· Insight Forty-Two: Don’t Ignore Footnotes
Do you remember learning to read? I have a vague recollection from the first grade of learning how to sound out letters for reading. Even if you can’t remember learning yourself, chances are you’ve listened to a small child who is learning to read sound out the words. Perhaps even helped that child learn.
Children’s storybooks follow typical patterns, patterns that persist through early grade school years. Simple one or two-syllable words predominate. Sentences are very short. Colorful pictures are illustrating the points of the story. These things would be out of place in a book intended for an adult reader. We tend to judge intelligence by the absence of these things. I know there are exceptions, but books with short words and pictures tend to be for kids.
One of the arbiters for nonfiction adult material is the use of footnotes or endnotes. We usually encounter those sorts of books in high school or college. The inclusion of footnotes presumes that the reader is not reading for casual interest but for study. This underlying assumption is also behind the inclusion of marginal notes in a Bible or more extended notes accompanying the English translation. This is the common feature of all study Bibles. Following these notes to where they lead and reading that material is one strategy for moving beyond reading into Bible study.
There are three reasons why academic writers use footnotes. If this were a quiz, I’m betting most people would get this one: writers want to tell you where they found some piece of information. They want to credit their source. Another reason is that a writer has a parenthetical thought that he or she feels might interrupt the discussion if it were added. A footnote allows a writer to include that extra thought without interrupting the flow of what’s being said. A third reason is to direct readers to additional information or resources. This goes beyond crediting a source. The writer wants the reader to know that some excellent resources will add to the discussion or maybe bolster a point. The assumption is that people who want to learn will follow the leads.
Footnotes and other notes direct the good student toward more significant progress. Don’t turn down help when it’s offered.
Study this Book of Instruction continually. Meditate on it day and night so you will be sure to obey everything written in it. Only then will you prosper and succeed in all you do.

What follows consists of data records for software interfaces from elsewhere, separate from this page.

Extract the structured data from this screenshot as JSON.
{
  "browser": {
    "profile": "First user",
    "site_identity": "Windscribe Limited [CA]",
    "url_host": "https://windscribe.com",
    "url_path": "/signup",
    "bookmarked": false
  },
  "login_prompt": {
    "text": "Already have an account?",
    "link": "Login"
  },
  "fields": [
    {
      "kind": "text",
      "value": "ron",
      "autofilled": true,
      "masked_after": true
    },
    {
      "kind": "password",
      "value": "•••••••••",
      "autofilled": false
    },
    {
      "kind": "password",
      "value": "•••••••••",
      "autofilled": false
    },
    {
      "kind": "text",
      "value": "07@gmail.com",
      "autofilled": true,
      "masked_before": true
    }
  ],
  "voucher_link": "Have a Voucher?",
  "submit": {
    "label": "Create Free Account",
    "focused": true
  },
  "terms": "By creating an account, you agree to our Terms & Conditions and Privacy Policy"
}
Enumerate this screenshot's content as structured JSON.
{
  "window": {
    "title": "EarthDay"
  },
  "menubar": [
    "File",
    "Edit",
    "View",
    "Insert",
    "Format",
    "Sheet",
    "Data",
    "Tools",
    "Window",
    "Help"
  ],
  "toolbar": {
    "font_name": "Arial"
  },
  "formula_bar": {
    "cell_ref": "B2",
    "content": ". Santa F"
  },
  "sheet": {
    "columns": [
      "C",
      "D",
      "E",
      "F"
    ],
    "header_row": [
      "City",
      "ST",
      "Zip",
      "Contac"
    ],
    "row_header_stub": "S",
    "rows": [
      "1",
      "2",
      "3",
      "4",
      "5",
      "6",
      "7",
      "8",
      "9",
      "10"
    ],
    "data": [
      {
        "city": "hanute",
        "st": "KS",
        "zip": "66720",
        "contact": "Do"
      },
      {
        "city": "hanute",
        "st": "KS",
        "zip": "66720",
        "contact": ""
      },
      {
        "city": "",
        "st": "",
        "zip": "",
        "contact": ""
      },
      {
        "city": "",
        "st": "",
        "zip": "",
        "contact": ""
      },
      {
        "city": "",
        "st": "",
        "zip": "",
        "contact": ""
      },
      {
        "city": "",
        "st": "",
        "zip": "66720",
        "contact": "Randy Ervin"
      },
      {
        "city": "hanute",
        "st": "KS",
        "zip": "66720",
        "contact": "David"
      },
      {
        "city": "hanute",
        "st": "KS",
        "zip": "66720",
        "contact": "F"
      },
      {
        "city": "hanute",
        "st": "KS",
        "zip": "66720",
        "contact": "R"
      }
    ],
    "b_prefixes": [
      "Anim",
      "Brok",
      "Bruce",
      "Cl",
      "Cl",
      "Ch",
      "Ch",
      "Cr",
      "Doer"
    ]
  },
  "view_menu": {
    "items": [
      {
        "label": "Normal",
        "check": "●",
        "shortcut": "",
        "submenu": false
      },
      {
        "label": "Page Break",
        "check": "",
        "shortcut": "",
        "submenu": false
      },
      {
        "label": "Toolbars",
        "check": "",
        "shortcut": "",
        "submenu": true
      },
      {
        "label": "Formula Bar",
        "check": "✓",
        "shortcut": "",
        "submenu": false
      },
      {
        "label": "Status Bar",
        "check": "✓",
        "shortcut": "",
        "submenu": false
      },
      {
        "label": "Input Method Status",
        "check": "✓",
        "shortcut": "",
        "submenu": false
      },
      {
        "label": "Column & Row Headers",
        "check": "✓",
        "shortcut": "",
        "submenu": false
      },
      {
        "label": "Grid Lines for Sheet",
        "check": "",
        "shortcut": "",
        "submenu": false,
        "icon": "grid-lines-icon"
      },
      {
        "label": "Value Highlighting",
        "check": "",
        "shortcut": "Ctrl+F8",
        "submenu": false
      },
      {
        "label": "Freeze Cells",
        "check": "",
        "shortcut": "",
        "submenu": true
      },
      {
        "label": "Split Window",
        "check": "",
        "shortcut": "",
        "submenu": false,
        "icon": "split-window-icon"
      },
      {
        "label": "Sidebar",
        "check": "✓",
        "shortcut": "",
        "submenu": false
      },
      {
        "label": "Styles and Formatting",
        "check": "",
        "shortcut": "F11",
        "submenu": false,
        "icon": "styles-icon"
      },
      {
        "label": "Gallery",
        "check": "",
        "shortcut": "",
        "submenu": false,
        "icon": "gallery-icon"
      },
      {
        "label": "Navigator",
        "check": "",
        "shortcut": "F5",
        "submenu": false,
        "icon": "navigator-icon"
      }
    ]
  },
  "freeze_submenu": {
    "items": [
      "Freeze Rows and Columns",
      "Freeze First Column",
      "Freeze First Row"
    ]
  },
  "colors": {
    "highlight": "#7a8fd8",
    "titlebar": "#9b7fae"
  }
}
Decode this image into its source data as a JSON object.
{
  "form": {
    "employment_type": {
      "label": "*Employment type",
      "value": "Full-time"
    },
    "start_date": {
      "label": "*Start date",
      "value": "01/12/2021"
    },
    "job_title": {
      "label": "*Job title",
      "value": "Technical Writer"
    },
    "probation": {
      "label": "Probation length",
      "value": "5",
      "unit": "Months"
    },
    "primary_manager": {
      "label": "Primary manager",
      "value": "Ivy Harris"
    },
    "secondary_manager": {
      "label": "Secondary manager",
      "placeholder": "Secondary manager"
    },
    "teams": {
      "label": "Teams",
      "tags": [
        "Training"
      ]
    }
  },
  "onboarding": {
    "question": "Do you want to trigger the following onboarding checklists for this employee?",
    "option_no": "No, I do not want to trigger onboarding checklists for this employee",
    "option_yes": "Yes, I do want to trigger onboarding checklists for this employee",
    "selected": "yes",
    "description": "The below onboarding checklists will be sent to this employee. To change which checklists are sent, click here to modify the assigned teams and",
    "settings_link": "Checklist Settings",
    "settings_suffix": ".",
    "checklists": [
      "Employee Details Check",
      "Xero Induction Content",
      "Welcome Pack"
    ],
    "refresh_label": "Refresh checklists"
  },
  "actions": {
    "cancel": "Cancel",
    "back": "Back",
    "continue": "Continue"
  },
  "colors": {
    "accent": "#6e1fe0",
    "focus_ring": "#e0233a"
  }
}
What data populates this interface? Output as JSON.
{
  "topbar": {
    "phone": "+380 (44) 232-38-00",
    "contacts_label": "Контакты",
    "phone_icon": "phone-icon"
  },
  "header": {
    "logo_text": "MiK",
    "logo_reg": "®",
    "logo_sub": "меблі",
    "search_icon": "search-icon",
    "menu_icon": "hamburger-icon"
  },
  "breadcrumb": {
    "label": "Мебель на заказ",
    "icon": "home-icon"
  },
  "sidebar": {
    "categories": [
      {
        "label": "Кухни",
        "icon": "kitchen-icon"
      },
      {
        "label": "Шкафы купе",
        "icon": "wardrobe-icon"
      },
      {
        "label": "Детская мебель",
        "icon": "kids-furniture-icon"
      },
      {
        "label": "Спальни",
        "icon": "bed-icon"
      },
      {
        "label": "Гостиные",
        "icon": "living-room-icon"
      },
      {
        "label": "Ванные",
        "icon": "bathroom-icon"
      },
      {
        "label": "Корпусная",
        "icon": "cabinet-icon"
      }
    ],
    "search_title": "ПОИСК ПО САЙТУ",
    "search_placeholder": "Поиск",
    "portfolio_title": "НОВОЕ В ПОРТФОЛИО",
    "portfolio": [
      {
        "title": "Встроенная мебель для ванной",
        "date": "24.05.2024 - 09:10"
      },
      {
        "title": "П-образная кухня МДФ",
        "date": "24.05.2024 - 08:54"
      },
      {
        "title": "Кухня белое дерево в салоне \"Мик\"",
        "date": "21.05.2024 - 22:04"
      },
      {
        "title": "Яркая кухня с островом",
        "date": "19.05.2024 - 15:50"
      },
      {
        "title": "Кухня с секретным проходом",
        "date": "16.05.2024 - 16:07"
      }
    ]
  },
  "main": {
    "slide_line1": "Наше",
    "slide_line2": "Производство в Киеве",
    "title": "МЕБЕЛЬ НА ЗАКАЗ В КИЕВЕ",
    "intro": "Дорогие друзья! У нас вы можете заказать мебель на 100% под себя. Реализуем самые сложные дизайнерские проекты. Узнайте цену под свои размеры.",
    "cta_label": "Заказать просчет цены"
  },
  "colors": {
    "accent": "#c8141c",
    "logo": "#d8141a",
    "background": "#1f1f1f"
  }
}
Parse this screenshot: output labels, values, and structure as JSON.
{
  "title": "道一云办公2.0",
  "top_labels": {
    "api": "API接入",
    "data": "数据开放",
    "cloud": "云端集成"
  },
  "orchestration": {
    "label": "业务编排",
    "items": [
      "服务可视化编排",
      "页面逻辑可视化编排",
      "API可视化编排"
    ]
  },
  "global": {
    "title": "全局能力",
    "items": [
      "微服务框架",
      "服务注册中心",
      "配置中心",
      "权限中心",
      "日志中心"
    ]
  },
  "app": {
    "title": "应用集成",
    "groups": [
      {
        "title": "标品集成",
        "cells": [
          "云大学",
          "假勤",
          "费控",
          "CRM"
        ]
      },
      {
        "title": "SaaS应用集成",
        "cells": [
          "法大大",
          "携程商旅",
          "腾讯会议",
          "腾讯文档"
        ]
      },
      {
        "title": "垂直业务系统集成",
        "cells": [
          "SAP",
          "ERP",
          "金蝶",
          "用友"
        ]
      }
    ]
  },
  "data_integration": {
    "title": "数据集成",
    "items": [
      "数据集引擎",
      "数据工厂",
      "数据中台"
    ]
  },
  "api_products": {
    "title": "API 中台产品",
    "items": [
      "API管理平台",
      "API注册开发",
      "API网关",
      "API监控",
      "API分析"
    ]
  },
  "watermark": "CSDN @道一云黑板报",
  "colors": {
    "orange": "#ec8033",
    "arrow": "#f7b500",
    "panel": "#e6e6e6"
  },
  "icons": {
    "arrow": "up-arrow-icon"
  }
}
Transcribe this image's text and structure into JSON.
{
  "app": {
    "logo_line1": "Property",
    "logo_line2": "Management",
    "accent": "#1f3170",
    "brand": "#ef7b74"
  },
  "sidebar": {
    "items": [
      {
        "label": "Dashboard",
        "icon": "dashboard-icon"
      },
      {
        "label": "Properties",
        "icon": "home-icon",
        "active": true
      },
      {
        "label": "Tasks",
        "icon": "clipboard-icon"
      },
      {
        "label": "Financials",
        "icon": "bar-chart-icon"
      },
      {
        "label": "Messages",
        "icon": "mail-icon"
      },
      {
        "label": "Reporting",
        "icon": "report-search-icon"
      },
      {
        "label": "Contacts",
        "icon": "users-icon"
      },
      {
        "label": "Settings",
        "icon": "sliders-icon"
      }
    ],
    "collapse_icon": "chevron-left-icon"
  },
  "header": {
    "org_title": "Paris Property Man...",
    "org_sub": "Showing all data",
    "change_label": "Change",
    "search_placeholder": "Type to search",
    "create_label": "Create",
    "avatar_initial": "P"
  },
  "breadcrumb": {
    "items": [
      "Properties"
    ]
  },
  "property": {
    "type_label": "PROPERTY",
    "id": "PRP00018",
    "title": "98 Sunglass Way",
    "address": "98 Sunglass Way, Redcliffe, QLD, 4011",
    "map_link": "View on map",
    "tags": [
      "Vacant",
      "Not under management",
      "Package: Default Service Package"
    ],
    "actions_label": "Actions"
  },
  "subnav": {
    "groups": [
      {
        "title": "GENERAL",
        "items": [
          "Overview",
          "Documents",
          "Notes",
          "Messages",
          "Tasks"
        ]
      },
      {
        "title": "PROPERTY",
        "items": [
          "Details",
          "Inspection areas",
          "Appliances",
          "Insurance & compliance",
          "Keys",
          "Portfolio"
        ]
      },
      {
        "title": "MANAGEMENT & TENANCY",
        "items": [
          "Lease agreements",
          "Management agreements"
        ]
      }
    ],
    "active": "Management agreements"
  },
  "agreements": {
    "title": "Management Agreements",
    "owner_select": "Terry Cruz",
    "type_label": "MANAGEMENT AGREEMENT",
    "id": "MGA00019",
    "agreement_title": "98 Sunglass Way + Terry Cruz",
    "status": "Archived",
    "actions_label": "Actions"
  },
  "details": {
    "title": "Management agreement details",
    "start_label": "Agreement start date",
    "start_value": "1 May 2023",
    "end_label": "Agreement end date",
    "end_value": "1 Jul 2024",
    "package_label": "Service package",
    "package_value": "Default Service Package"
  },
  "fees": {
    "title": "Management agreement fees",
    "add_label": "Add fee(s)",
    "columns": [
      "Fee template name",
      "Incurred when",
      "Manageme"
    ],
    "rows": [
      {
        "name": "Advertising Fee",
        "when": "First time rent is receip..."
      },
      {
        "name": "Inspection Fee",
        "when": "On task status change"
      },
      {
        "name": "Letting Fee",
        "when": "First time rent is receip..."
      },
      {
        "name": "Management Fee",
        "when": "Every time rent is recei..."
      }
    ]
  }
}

That is a wrap for today’s Meditation. Next week we will continue our trek on Meditation Monday as we take time to reflect on what is most important in creating our living legacy. On tomorrow’s trek, we will explore another wisdom quote. This 3-minute wisdom supplement will assist you in becoming healthy, wealthy, and wise each day. Thank you for joining me on this trek called life. Encourage your friends and family to join us and then come along tomorrow for another day of ‘Wisdom-Trek, Creating a Legacy.’
If you would like to listen to any of the past 1528 daily treks or read the daily Journal, they are available at Wisdom-Trek.com. I encourage you to subscribe to Wisdom-Trek on your favorite podcast player so that each day will be downloaded to you automatically.
Thank you for allowing me to be your guide, mentor, and most importantly, I am your friend as I serve you through this Wisdom-Trek podcast and Journal.
As we take this Trek of life together, let us always:
Live Abundantly (Fully)
Lend to others Generously
Lead with Integrity
Leave a Living Legacy Each Day
I am Guthrie Chamberlain….reminding you to ’Keep Moving Forward,’ ‘Enjoy your Journey,’ and ‘Create a Great Day…Everyday’! See you tomorrow!